▶ **Task item**: Reproduce all the records word for word. Omit images.

▶ **Data extracts**:
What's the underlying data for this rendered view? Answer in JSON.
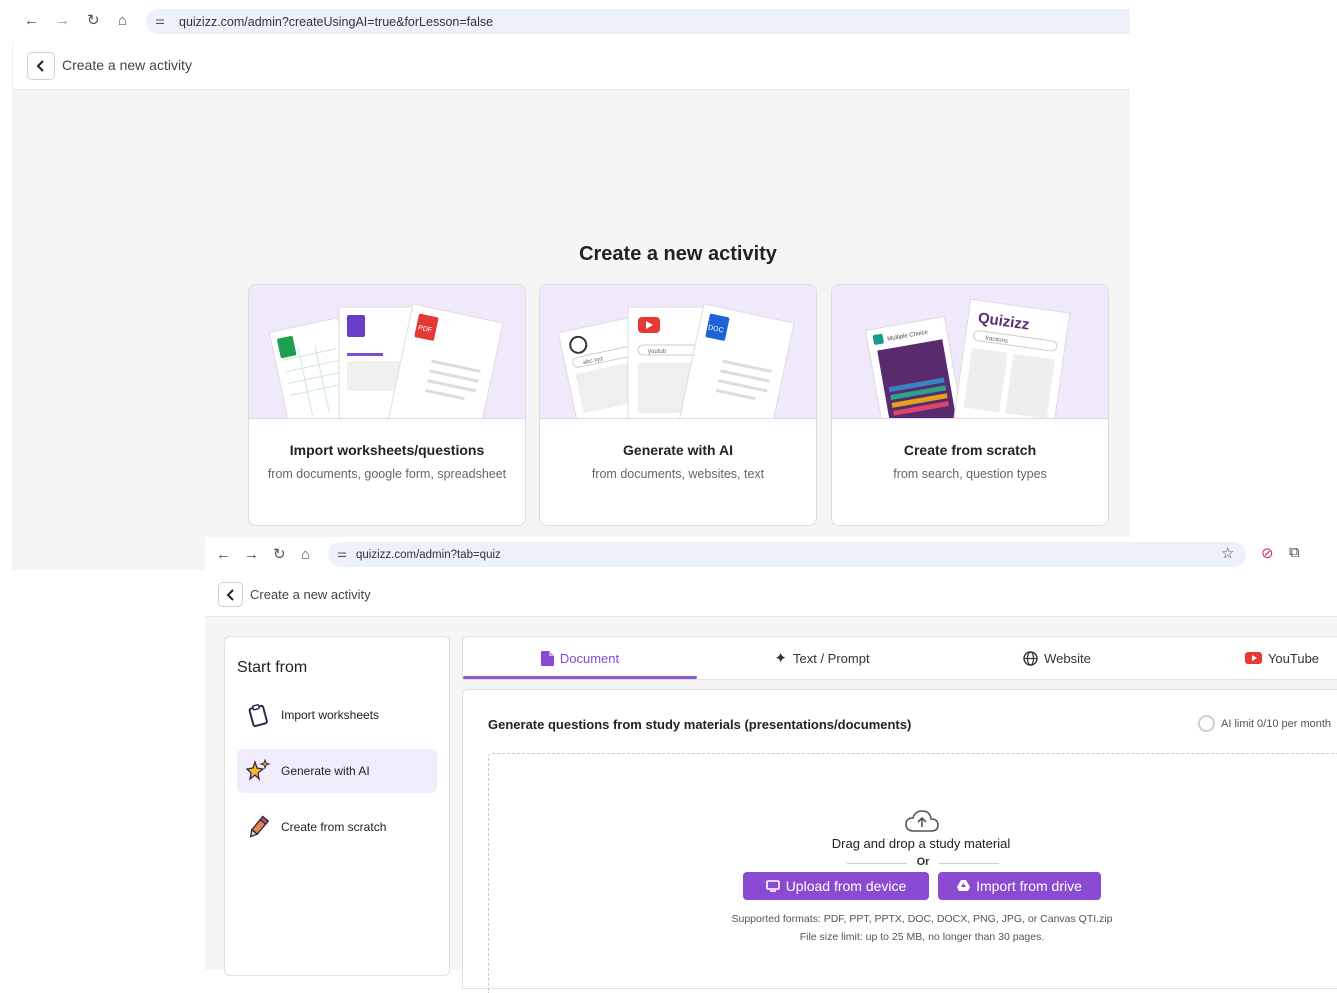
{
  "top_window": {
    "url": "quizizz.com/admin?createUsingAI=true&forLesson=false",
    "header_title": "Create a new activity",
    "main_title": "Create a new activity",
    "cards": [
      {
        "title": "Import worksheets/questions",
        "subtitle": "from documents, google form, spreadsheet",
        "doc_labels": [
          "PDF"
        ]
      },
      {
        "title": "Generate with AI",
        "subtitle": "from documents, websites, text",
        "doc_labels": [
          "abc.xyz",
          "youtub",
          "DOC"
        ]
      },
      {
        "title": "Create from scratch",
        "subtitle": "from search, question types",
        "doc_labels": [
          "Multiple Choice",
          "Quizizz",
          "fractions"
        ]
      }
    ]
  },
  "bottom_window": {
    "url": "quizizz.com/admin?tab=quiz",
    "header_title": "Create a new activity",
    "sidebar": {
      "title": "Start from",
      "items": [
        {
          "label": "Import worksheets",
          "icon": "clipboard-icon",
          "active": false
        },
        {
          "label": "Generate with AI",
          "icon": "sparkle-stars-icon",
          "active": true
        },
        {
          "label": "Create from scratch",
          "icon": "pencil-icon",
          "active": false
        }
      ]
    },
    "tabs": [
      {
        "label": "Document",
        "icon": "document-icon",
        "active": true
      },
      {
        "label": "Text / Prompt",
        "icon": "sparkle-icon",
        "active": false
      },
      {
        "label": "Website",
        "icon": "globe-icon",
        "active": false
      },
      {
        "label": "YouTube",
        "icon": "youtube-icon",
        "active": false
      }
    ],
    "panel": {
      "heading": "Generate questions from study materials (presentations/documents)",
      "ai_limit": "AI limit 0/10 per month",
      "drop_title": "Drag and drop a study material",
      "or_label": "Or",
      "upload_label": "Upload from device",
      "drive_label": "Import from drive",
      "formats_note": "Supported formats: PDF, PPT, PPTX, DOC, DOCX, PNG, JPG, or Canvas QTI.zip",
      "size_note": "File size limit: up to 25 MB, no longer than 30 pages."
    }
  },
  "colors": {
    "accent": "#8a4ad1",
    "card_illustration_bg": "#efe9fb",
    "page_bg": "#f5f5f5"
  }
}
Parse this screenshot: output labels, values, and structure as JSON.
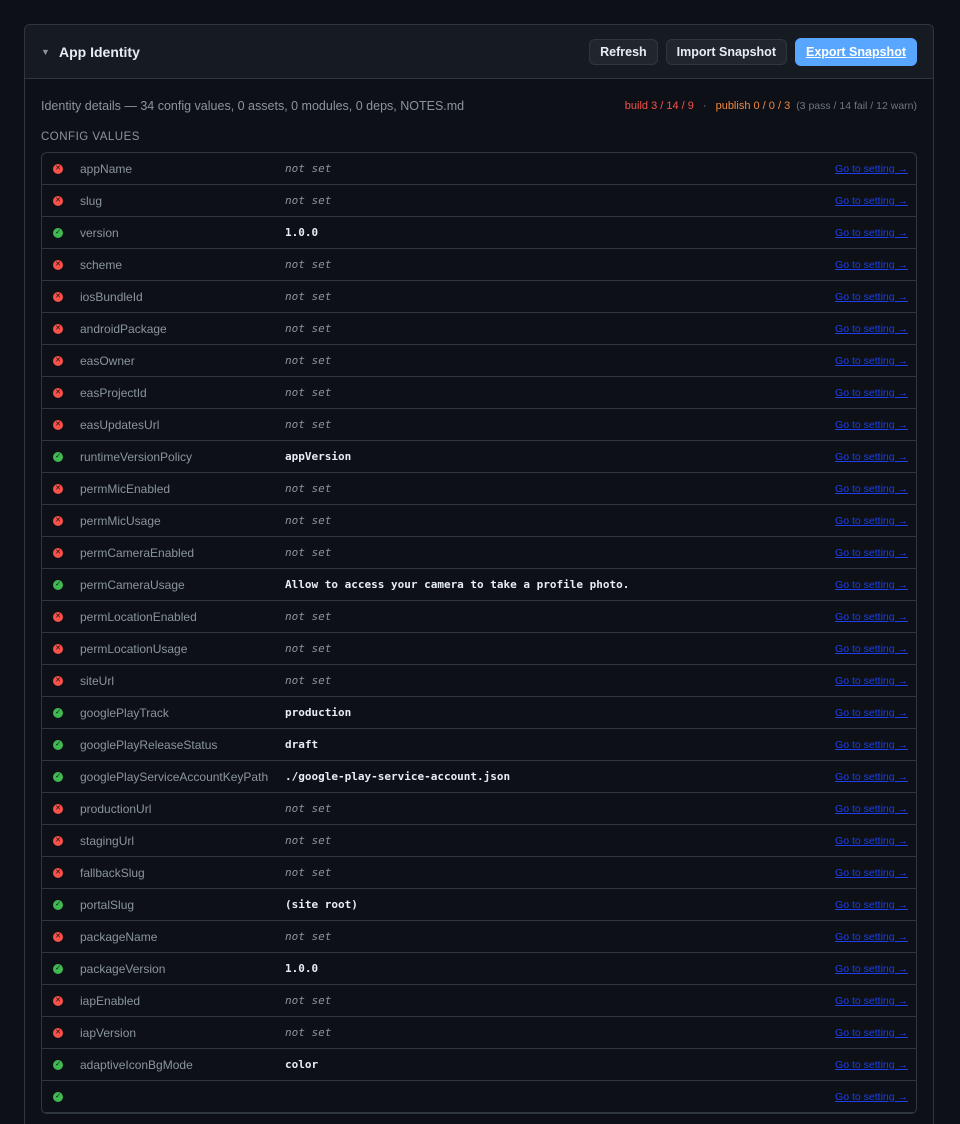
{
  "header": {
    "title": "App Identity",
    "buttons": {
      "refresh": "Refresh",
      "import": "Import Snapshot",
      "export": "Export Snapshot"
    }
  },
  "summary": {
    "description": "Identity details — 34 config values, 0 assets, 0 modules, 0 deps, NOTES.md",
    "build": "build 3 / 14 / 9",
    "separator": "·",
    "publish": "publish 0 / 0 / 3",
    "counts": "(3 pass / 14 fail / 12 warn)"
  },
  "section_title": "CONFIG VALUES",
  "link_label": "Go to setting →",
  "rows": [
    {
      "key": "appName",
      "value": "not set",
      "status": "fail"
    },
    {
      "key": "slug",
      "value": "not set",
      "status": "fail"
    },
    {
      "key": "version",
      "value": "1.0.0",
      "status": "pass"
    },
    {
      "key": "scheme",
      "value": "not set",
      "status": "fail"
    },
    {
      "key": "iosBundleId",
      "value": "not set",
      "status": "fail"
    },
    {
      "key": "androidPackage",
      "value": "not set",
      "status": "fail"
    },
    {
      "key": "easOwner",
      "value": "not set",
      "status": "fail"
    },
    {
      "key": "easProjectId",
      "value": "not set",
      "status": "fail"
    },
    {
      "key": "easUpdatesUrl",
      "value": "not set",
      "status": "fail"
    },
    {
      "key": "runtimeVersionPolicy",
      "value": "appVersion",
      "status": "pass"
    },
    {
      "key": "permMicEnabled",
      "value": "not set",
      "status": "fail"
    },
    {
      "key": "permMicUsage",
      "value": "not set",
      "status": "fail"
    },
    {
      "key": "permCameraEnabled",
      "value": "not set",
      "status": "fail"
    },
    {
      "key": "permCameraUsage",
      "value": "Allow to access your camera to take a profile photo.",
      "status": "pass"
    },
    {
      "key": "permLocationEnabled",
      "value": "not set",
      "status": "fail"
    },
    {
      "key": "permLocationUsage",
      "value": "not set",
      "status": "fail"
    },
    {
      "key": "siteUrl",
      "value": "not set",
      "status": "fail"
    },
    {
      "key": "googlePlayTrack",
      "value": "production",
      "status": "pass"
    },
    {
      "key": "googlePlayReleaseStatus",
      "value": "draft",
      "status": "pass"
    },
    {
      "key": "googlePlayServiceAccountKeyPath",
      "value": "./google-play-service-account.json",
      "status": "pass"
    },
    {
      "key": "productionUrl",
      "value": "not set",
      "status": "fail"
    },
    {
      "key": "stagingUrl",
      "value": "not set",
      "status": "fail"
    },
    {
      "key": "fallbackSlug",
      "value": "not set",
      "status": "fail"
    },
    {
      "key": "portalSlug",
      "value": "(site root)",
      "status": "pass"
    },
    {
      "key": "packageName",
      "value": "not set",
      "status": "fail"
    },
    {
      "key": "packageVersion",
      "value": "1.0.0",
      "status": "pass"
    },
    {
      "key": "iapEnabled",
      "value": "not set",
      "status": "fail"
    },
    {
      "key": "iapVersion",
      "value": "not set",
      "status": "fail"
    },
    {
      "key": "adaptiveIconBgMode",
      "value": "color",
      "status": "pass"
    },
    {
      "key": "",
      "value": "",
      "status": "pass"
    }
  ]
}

▶ **Written response**:
What's the underlying data for this rendered view? Answer in JSON.
{
  "top_window": {
    "url": "quizizz.com/admin?createUsingAI=true&forLesson=false",
    "header_title": "Create a new activity",
    "main_title": "Create a new activity",
    "cards": [
      {
        "title": "Import worksheets/questions",
        "subtitle": "from documents, google form, spreadsheet",
        "doc_labels": [
          "PDF"
        ]
      },
      {
        "title": "Generate with AI",
        "subtitle": "from documents, websites, text",
        "doc_labels": [
          "abc.xyz",
          "youtub",
          "DOC"
        ]
      },
      {
        "title": "Create from scratch",
        "subtitle": "from search, question types",
        "doc_labels": [
          "Multiple Choice",
          "Quizizz",
          "fractions"
        ]
      }
    ]
  },
  "bottom_window": {
    "url": "quizizz.com/admin?tab=quiz",
    "header_title": "Create a new activity",
    "sidebar": {
      "title": "Start from",
      "items": [
        {
          "label": "Import worksheets",
          "icon": "clipboard-icon",
          "active": false
        },
        {
          "label": "Generate with AI",
          "icon": "sparkle-stars-icon",
          "active": true
        },
        {
          "label": "Create from scratch",
          "icon": "pencil-icon",
          "active": false
        }
      ]
    },
    "tabs": [
      {
        "label": "Document",
        "icon": "document-icon",
        "active": true
      },
      {
        "label": "Text / Prompt",
        "icon": "sparkle-icon",
        "active": false
      },
      {
        "label": "Website",
        "icon": "globe-icon",
        "active": false
      },
      {
        "label": "YouTube",
        "icon": "youtube-icon",
        "active": false
      }
    ],
    "panel": {
      "heading": "Generate questions from study materials (presentations/documents)",
      "ai_limit": "AI limit 0/10 per month",
      "drop_title": "Drag and drop a study material",
      "or_label": "Or",
      "upload_label": "Upload from device",
      "drive_label": "Import from drive",
      "formats_note": "Supported formats: PDF, PPT, PPTX, DOC, DOCX, PNG, JPG, or Canvas QTI.zip",
      "size_note": "File size limit: up to 25 MB, no longer than 30 pages."
    }
  },
  "colors": {
    "accent": "#8a4ad1",
    "card_illustration_bg": "#efe9fb",
    "page_bg": "#f5f5f5"
  }
}
Parse this screenshot: output labels, values, and structure as JSON.
{
  "header": {
    "title": "App Identity",
    "buttons": {
      "refresh": "Refresh",
      "import": "Import Snapshot",
      "export": "Export Snapshot"
    }
  },
  "summary": {
    "description": "Identity details — 34 config values, 0 assets, 0 modules, 0 deps, NOTES.md",
    "build": "build 3 / 14 / 9",
    "separator": "·",
    "publish": "publish 0 / 0 / 3",
    "counts": "(3 pass / 14 fail / 12 warn)"
  },
  "section_title": "CONFIG VALUES",
  "link_label": "Go to setting →",
  "rows": [
    {
      "key": "appName",
      "value": "not set",
      "status": "fail"
    },
    {
      "key": "slug",
      "value": "not set",
      "status": "fail"
    },
    {
      "key": "version",
      "value": "1.0.0",
      "status": "pass"
    },
    {
      "key": "scheme",
      "value": "not set",
      "status": "fail"
    },
    {
      "key": "iosBundleId",
      "value": "not set",
      "status": "fail"
    },
    {
      "key": "androidPackage",
      "value": "not set",
      "status": "fail"
    },
    {
      "key": "easOwner",
      "value": "not set",
      "status": "fail"
    },
    {
      "key": "easProjectId",
      "value": "not set",
      "status": "fail"
    },
    {
      "key": "easUpdatesUrl",
      "value": "not set",
      "status": "fail"
    },
    {
      "key": "runtimeVersionPolicy",
      "value": "appVersion",
      "status": "pass"
    },
    {
      "key": "permMicEnabled",
      "value": "not set",
      "status": "fail"
    },
    {
      "key": "permMicUsage",
      "value": "not set",
      "status": "fail"
    },
    {
      "key": "permCameraEnabled",
      "value": "not set",
      "status": "fail"
    },
    {
      "key": "permCameraUsage",
      "value": "Allow to access your camera to take a profile photo.",
      "status": "pass"
    },
    {
      "key": "permLocationEnabled",
      "value": "not set",
      "status": "fail"
    },
    {
      "key": "permLocationUsage",
      "value": "not set",
      "status": "fail"
    },
    {
      "key": "siteUrl",
      "value": "not set",
      "status": "fail"
    },
    {
      "key": "googlePlayTrack",
      "value": "production",
      "status": "pass"
    },
    {
      "key": "googlePlayReleaseStatus",
      "value": "draft",
      "status": "pass"
    },
    {
      "key": "googlePlayServiceAccountKeyPath",
      "value": "./google-play-service-account.json",
      "status": "pass"
    },
    {
      "key": "productionUrl",
      "value": "not set",
      "status": "fail"
    },
    {
      "key": "stagingUrl",
      "value": "not set",
      "status": "fail"
    },
    {
      "key": "fallbackSlug",
      "value": "not set",
      "status": "fail"
    },
    {
      "key": "portalSlug",
      "value": "(site root)",
      "status": "pass"
    },
    {
      "key": "packageName",
      "value": "not set",
      "status": "fail"
    },
    {
      "key": "packageVersion",
      "value": "1.0.0",
      "status": "pass"
    },
    {
      "key": "iapEnabled",
      "value": "not set",
      "status": "fail"
    },
    {
      "key": "iapVersion",
      "value": "not set",
      "status": "fail"
    },
    {
      "key": "adaptiveIconBgMode",
      "value": "color",
      "status": "pass"
    },
    {
      "key": "",
      "value": "",
      "status": "pass"
    }
  ]
}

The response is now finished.